Is the bond investor in you yearning for higher yields? Are you a bit disappointed that Treasuries top out at 6.5%, and only if you lock into a 30-year bond? Then, it might well be time to step away from Uncle Sam and back to corporate America.
That’s because preferred stock could well be the fixed- income answer you’ve been looking for. Simply put, preferred shares are a hybrid security offered by companies large and small, something of a cross between bonds and common stock. As an investor, you buy and hold shares of a corporation — AT&T to name one — and receive a fixed dividend each quarter much as you would with many common stocks.
There are a couple of basic differences, though. For one, preferred stockholders don’t enjoy the voting rights that common shareholders do. You can’t elect company board members or weigh in on matters such as mergers and acquisitions. But for giving up electoral powers, you’re handsomely compensated. The preferred shares of companies with stellar AAA credit ratings are yielding about 7.25%-7.5%, yet are considered only slightly riskier than U.S. Treasury notes. And, if you’re willing to take on riskier corporations with credit ratings of BBB, you’ll get a yield as high as 8%-8.875%.
Although preferred stock may not come with rock solid backing, it offers safeguards. Dividends on preferred stock must be paid before they can be paid on common shares. Also, most preferred stock provide for cumulative dividends. That means any dividends not paid to preferred holders in previous periods must be doled out before common stock dividends are paid, says Kelvin Walker, an investment banker with Mesirow Financial in Atlanta. And, it’s good to know that preferred holders get precedent over common holders when it comes to payment of dividends and liquidation of assets.
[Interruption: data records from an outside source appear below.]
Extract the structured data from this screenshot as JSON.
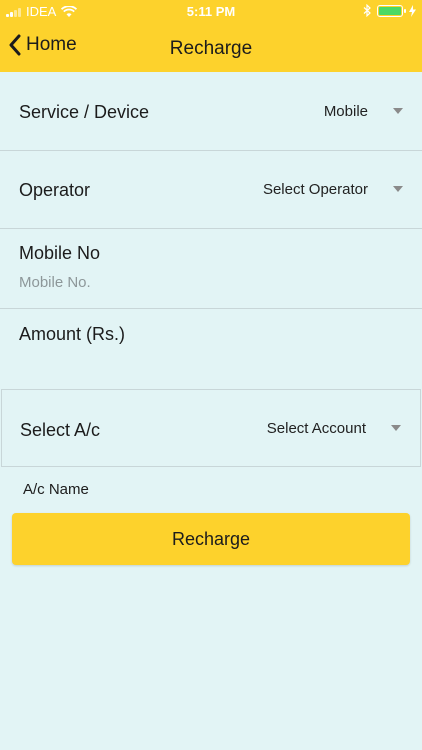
{
  "status_bar": {
    "carrier": "IDEA",
    "time": "5:11 PM",
    "icons": [
      "signal-icon",
      "wifi-icon",
      "bluetooth-icon",
      "battery-icon",
      "charging-icon"
    ]
  },
  "nav": {
    "back_label": "Home",
    "title": "Recharge"
  },
  "form": {
    "service": {
      "label": "Service / Device",
      "value": "Mobile"
    },
    "operator": {
      "label": "Operator",
      "value": "Select Operator"
    },
    "mobile": {
      "label": "Mobile No",
      "placeholder": "Mobile No."
    },
    "amount": {
      "label": "Amount (Rs.)"
    },
    "account": {
      "label": "Select A/c",
      "value": "Select Account"
    },
    "account_name_label": "A/c Name"
  },
  "actions": {
    "recharge_label": "Recharge"
  },
  "colors": {
    "accent": "#fdd22c",
    "background": "#e2f4f5",
    "battery": "#4cd964"
  }
}
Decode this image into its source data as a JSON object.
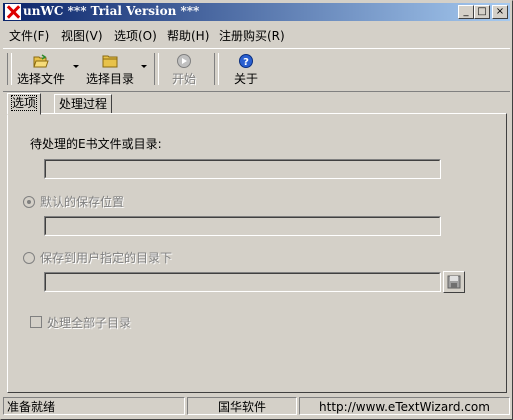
{
  "window": {
    "title": "unWC *** Trial Version ***"
  },
  "title_buttons": {
    "minimize": "_",
    "maximize": "□",
    "close": "×"
  },
  "menu": [
    {
      "label": "文件(F)"
    },
    {
      "label": "视图(V)"
    },
    {
      "label": "选项(O)"
    },
    {
      "label": "帮助(H)"
    },
    {
      "label": "注册购买(R)"
    }
  ],
  "toolbar": {
    "select_file": "选择文件",
    "select_dir": "选择目录",
    "start": "开始",
    "about": "关于"
  },
  "tabs": [
    {
      "label": "选项",
      "active": true
    },
    {
      "label": "处理过程",
      "active": false
    }
  ],
  "options": {
    "source_label": "待处理的E书文件或目录:",
    "source_value": "",
    "radio_default_label": "默认的保存位置",
    "radio_default_selected": true,
    "default_path_value": "",
    "radio_custom_label": "保存到用户指定的目录下",
    "radio_custom_selected": false,
    "custom_path_value": "",
    "subdirs_label": "处理全部子目录",
    "subdirs_checked": false
  },
  "status": {
    "ready": "准备就绪",
    "company": "国华软件",
    "url": "http://www.eTextWizard.com"
  }
}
All in all, that makes preferred securities a solid bet for individuals seeking a steady income stream and better-than-average dividends.
Purchasing preferred shares is as easy as buying ordinary shares. The market for preferred shares is active and liquid — $28 billion in traditional preferred stock was issued last year. Quotes often appear in the daily paper so you can monitor your holding. And, as a bonus, you’ll often find that preferred shares can appreciate in value. Interestingly, though, preferred stock is typically a lot less volatile than common stock, whose price can plummet due to anything from bad news from the company to a downgrade from a Wall Street analyst. In contrast, preferred stock usually moves only if the credit rating of the issuing company changes or when interest rates swing.
One cautionary note: there are all kinds of exotic new preferred shares. You’ll hear talk of trust preferreds and adjustable rate preferreds. Another new wrinkle is convertible preferreds, which can be exchanged for common shares at the owner’s option and without putting up additional funds. Unlike plain-vanilla preferred stock, convertible preferred sells at a price close to the market value of the common stock and tends to move in tandem with the common.